#### Data records

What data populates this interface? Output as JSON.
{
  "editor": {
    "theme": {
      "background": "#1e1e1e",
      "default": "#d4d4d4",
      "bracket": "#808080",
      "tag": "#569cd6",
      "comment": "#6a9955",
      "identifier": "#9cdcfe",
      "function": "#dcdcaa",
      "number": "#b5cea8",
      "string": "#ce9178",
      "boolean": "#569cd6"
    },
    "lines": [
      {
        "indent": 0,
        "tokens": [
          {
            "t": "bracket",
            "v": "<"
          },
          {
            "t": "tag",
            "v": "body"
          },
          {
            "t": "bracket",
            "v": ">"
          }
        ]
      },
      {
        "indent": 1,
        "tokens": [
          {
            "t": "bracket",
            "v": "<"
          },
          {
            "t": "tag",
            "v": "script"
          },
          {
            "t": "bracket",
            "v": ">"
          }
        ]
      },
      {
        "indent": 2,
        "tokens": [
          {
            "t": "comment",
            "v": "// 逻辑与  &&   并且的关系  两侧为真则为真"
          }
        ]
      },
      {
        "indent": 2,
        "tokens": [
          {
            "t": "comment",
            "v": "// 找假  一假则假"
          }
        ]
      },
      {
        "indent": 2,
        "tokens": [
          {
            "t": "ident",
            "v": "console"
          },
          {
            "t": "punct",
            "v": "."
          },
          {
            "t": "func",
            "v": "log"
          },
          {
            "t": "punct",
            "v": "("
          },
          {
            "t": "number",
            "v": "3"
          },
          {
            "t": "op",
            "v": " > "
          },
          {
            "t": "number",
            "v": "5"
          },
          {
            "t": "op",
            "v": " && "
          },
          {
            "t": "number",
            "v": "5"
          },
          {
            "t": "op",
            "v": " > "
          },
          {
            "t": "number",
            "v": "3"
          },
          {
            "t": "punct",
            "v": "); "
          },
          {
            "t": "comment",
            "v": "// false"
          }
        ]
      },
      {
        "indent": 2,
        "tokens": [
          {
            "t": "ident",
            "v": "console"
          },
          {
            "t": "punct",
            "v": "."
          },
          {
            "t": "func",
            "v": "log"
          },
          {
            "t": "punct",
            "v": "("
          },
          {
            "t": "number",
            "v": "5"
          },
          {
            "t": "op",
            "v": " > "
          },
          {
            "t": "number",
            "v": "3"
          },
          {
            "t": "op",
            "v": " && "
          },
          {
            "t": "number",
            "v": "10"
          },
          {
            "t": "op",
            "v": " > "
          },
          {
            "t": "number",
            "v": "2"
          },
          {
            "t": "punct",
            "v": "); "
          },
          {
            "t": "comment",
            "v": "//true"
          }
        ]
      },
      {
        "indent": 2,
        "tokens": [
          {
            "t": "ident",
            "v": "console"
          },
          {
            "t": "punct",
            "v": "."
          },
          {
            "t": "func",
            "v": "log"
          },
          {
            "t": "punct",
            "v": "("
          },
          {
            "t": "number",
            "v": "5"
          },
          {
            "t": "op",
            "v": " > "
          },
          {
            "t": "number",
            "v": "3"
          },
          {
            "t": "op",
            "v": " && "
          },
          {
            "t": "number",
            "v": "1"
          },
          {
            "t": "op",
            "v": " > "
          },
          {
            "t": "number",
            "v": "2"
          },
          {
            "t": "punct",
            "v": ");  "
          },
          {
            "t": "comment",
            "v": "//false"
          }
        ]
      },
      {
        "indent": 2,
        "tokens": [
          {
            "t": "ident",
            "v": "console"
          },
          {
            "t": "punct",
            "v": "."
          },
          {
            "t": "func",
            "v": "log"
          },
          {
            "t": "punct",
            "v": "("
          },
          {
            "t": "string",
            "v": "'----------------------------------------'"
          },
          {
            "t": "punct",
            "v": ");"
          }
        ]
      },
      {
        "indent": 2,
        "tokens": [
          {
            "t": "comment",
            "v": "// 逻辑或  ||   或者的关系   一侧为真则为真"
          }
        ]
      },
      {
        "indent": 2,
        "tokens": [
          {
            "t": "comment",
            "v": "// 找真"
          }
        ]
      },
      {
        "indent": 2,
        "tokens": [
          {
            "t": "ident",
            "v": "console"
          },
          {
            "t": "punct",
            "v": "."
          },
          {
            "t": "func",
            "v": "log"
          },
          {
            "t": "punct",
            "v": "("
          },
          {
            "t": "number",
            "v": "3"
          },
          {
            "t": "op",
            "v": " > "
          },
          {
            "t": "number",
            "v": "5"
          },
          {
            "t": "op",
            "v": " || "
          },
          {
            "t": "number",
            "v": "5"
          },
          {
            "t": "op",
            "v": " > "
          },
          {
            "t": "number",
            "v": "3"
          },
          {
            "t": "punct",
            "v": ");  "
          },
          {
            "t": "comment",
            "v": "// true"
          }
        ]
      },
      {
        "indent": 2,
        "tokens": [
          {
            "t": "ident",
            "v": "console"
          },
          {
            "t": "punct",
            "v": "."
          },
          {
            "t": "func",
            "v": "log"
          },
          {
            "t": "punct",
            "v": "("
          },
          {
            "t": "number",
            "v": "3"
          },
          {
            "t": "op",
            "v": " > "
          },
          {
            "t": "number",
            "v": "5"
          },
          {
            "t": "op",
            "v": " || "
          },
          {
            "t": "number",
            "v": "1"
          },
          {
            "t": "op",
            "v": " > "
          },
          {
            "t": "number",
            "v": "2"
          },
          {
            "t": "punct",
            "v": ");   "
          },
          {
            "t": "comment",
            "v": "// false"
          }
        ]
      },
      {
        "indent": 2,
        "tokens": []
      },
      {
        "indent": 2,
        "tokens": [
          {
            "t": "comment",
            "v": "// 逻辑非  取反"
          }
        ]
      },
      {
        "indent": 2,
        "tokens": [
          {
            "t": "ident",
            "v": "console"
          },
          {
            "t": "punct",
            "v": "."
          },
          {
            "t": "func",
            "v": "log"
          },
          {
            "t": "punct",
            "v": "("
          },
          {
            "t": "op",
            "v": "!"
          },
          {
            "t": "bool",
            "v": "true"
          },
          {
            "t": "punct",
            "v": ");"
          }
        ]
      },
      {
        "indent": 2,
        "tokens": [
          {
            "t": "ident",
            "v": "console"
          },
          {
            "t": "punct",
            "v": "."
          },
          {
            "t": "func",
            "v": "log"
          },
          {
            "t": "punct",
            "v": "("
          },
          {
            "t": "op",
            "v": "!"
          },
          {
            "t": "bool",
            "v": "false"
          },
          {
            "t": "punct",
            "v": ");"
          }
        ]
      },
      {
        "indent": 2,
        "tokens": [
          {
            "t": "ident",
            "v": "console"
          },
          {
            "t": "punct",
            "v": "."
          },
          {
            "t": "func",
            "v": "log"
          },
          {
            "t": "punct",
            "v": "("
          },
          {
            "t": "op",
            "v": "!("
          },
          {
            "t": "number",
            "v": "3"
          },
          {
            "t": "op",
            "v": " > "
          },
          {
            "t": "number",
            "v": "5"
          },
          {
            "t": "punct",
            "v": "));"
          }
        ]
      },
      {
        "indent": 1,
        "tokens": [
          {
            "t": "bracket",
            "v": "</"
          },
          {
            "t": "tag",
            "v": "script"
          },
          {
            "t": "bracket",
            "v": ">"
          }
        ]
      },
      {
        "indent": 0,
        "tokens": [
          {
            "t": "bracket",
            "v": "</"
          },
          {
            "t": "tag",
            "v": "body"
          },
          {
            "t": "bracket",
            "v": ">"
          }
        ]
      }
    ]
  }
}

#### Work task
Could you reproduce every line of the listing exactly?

#### Solution
What data populates this interface? Output as JSON.
{
  "editor": {
    "theme": {
      "background": "#1e1e1e",
      "default": "#d4d4d4",
      "bracket": "#808080",
      "tag": "#569cd6",
      "comment": "#6a9955",
      "identifier": "#9cdcfe",
      "function": "#dcdcaa",
      "number": "#b5cea8",
      "string": "#ce9178",
      "boolean": "#569cd6"
    },
    "lines": [
      {
        "indent": 0,
        "tokens": [
          {
            "t": "bracket",
            "v": "<"
          },
          {
            "t": "tag",
            "v": "body"
          },
          {
            "t": "bracket",
            "v": ">"
          }
        ]
      },
      {
        "indent": 1,
        "tokens": [
          {
            "t": "bracket",
            "v": "<"
          },
          {
            "t": "tag",
            "v": "script"
          },
          {
            "t": "bracket",
            "v": ">"
          }
        ]
      },
      {
        "indent": 2,
        "tokens": [
          {
            "t": "comment",
            "v": "// 逻辑与  &&   并且的关系  两侧为真则为真"
          }
        ]
      },
      {
        "indent": 2,
        "tokens": [
          {
            "t": "comment",
            "v": "// 找假  一假则假"
          }
        ]
      },
      {
        "indent": 2,
        "tokens": [
          {
            "t": "ident",
            "v": "console"
          },
          {
            "t": "punct",
            "v": "."
          },
          {
            "t": "func",
            "v": "log"
          },
          {
            "t": "punct",
            "v": "("
          },
          {
            "t": "number",
            "v": "3"
          },
          {
            "t": "op",
            "v": " > "
          },
          {
            "t": "number",
            "v": "5"
          },
          {
            "t": "op",
            "v": " && "
          },
          {
            "t": "number",
            "v": "5"
          },
          {
            "t": "op",
            "v": " > "
          },
          {
            "t": "number",
            "v": "3"
          },
          {
            "t": "punct",
            "v": "); "
          },
          {
            "t": "comment",
            "v": "// false"
          }
        ]
      },
      {
        "indent": 2,
        "tokens": [
          {
            "t": "ident",
            "v": "console"
          },
          {
            "t": "punct",
            "v": "."
          },
          {
            "t": "func",
            "v": "log"
          },
          {
            "t": "punct",
            "v": "("
          },
          {
            "t": "number",
            "v": "5"
          },
          {
            "t": "op",
            "v": " > "
          },
          {
            "t": "number",
            "v": "3"
          },
          {
            "t": "op",
            "v": " && "
          },
          {
            "t": "number",
            "v": "10"
          },
          {
            "t": "op",
            "v": " > "
          },
          {
            "t": "number",
            "v": "2"
          },
          {
            "t": "punct",
            "v": "); "
          },
          {
            "t": "comment",
            "v": "//true"
          }
        ]
      },
      {
        "indent": 2,
        "tokens": [
          {
            "t": "ident",
            "v": "console"
          },
          {
            "t": "punct",
            "v": "."
          },
          {
            "t": "func",
            "v": "log"
          },
          {
            "t": "punct",
            "v": "("
          },
          {
            "t": "number",
            "v": "5"
          },
          {
            "t": "op",
            "v": " > "
          },
          {
            "t": "number",
            "v": "3"
          },
          {
            "t": "op",
            "v": " && "
          },
          {
            "t": "number",
            "v": "1"
          },
          {
            "t": "op",
            "v": " > "
          },
          {
            "t": "number",
            "v": "2"
          },
          {
            "t": "punct",
            "v": ");  "
          },
          {
            "t": "comment",
            "v": "//false"
          }
        ]
      },
      {
        "indent": 2,
        "tokens": [
          {
            "t": "ident",
            "v": "console"
          },
          {
            "t": "punct",
            "v": "."
          },
          {
            "t": "func",
            "v": "log"
          },
          {
            "t": "punct",
            "v": "("
          },
          {
            "t": "string",
            "v": "'----------------------------------------'"
          },
          {
            "t": "punct",
            "v": ");"
          }
        ]
      },
      {
        "indent": 2,
        "tokens": [
          {
            "t": "comment",
            "v": "// 逻辑或  ||   或者的关系   一侧为真则为真"
          }
        ]
      },
      {
        "indent": 2,
        "tokens": [
          {
            "t": "comment",
            "v": "// 找真"
          }
        ]
      },
      {
        "indent": 2,
        "tokens": [
          {
            "t": "ident",
            "v": "console"
          },
          {
            "t": "punct",
            "v": "."
          },
          {
            "t": "func",
            "v": "log"
          },
          {
            "t": "punct",
            "v": "("
          },
          {
            "t": "number",
            "v": "3"
          },
          {
            "t": "op",
            "v": " > "
          },
          {
            "t": "number",
            "v": "5"
          },
          {
            "t": "op",
            "v": " || "
          },
          {
            "t": "number",
            "v": "5"
          },
          {
            "t": "op",
            "v": " > "
          },
          {
            "t": "number",
            "v": "3"
          },
          {
            "t": "punct",
            "v": ");  "
          },
          {
            "t": "comment",
            "v": "// true"
          }
        ]
      },
      {
        "indent": 2,
        "tokens": [
          {
            "t": "ident",
            "v": "console"
          },
          {
            "t": "punct",
            "v": "."
          },
          {
            "t": "func",
            "v": "log"
          },
          {
            "t": "punct",
            "v": "("
          },
          {
            "t": "number",
            "v": "3"
          },
          {
            "t": "op",
            "v": " > "
          },
          {
            "t": "number",
            "v": "5"
          },
          {
            "t": "op",
            "v": " || "
          },
          {
            "t": "number",
            "v": "1"
          },
          {
            "t": "op",
            "v": " > "
          },
          {
            "t": "number",
            "v": "2"
          },
          {
            "t": "punct",
            "v": ");   "
          },
          {
            "t": "comment",
            "v": "// false"
          }
        ]
      },
      {
        "indent": 2,
        "tokens": []
      },
      {
        "indent": 2,
        "tokens": [
          {
            "t": "comment",
            "v": "// 逻辑非  取反"
          }
        ]
      },
      {
        "indent": 2,
        "tokens": [
          {
            "t": "ident",
            "v": "console"
          },
          {
            "t": "punct",
            "v": "."
          },
          {
            "t": "func",
            "v": "log"
          },
          {
            "t": "punct",
            "v": "("
          },
          {
            "t": "op",
            "v": "!"
          },
          {
            "t": "bool",
            "v": "true"
          },
          {
            "t": "punct",
            "v": ");"
          }
        ]
      },
      {
        "indent": 2,
        "tokens": [
          {
            "t": "ident",
            "v": "console"
          },
          {
            "t": "punct",
            "v": "."
          },
          {
            "t": "func",
            "v": "log"
          },
          {
            "t": "punct",
            "v": "("
          },
          {
            "t": "op",
            "v": "!"
          },
          {
            "t": "bool",
            "v": "false"
          },
          {
            "t": "punct",
            "v": ");"
          }
        ]
      },
      {
        "indent": 2,
        "tokens": [
          {
            "t": "ident",
            "v": "console"
          },
          {
            "t": "punct",
            "v": "."
          },
          {
            "t": "func",
            "v": "log"
          },
          {
            "t": "punct",
            "v": "("
          },
          {
            "t": "op",
            "v": "!("
          },
          {
            "t": "number",
            "v": "3"
          },
          {
            "t": "op",
            "v": " > "
          },
          {
            "t": "number",
            "v": "5"
          },
          {
            "t": "punct",
            "v": "));"
          }
        ]
      },
      {
        "indent": 1,
        "tokens": [
          {
            "t": "bracket",
            "v": "</"
          },
          {
            "t": "tag",
            "v": "script"
          },
          {
            "t": "bracket",
            "v": ">"
          }
        ]
      },
      {
        "indent": 0,
        "tokens": [
          {
            "t": "bracket",
            "v": "</"
          },
          {
            "t": "tag",
            "v": "body"
          },
          {
            "t": "bracket",
            "v": ">"
          }
        ]
      }
    ]
  }
}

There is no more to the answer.